Lloyd’s and the University of Cambridge’s Centre for Risk Studies have launched a new report: Business Blackout. This joint report is the first to examine the insurance implications of a major cyber attack, using the U.S. power grid as an example.
The report depicts a scenario where hackers shut down parts of the U.S. power grid, plunging 15 U.S. states and Washington DC into darkness and leaving 93 million people without power. Experts predict it would result in a rise in mortality rates as health and safety systems fail; a decline in trade as ports shut down; disruption to water supplies as electric pumps fail and chaos to transport networks as infrastructure collapses.
The total impact to the U.S. economy is estimated at $243 billion, rising to more than $1 trillion in the most extreme version of the scenario. The cyber attack scenario shows the broad range of claims that could be triggered by disruption to the US power grid, with total amount of claims paid by the insurance industry estimated at $21.4 billion, rising to $71.1 billion in the most extreme version of the scenario.
Speaking about the new report, Tom Bolt, director of performance management at Lloyd’s, said:
“This scenario shows the huge impact and havoc that could result from a major cyber attack on the United States. The reality is that the modern, digital, and interconnected world creates the conditions for significant damage, and we know there are hostile actors with the skills and desire to cause harm.
“As insurers, we need to think about these sorts of complex and interconnected risks and ensure that we provide innovative and comprehensive cyber insurance to protect businesses and governments. This type of insurance has the potential to be a valuable tool for enhancing the management of, and resilience to, cyber risk.”
“Governments also have a role to play. We need them to help share data, so we are able to accurately assess risk and protect businesses.”
The full report can be downloaded at www.lloyds.com/businessblackout
Lloyd’s has been working with the UK Government and other insurers to develop London as a global centre for cyber risk management.
Lloyd’s produced this report to help underwriters operating in the Lloyd’s market identify these previously unconsidered cyber attack impacts on insurance and risk. The scenario described in this report is relevant to stress and scenario testing required under the Solvency II framework: although unlikely, it represents a class of events with a probability thought to be well within the benchmark return period of 1:200 years against which insurers must be resilient.

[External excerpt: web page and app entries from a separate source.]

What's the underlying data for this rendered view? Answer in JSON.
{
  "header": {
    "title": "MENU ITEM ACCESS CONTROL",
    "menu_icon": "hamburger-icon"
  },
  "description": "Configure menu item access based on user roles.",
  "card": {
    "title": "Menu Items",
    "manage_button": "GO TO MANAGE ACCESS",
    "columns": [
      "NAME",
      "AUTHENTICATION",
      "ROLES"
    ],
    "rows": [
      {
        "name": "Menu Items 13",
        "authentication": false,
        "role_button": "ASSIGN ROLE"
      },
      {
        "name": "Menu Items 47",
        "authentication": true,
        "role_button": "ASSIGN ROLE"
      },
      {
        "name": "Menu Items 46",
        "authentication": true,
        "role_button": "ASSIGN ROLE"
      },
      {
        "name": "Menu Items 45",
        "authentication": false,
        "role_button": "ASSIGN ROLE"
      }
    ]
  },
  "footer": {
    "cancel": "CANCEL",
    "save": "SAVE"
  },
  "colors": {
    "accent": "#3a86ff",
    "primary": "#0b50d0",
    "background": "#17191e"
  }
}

Scenarios are not predictions; they explore what might happen based on past events and scientific, social and economic theory. In a world of emerging risk, it is not possible to achieve certainty regarding the nature and scale of threats faced by insurers – as such the insurance industry must be resilient to uncertainty.
Lloyd’s developed the scenario and its likely impacts with researchers from Cambridge Centre for Risk Studies at University of Cambridge Judge Business School.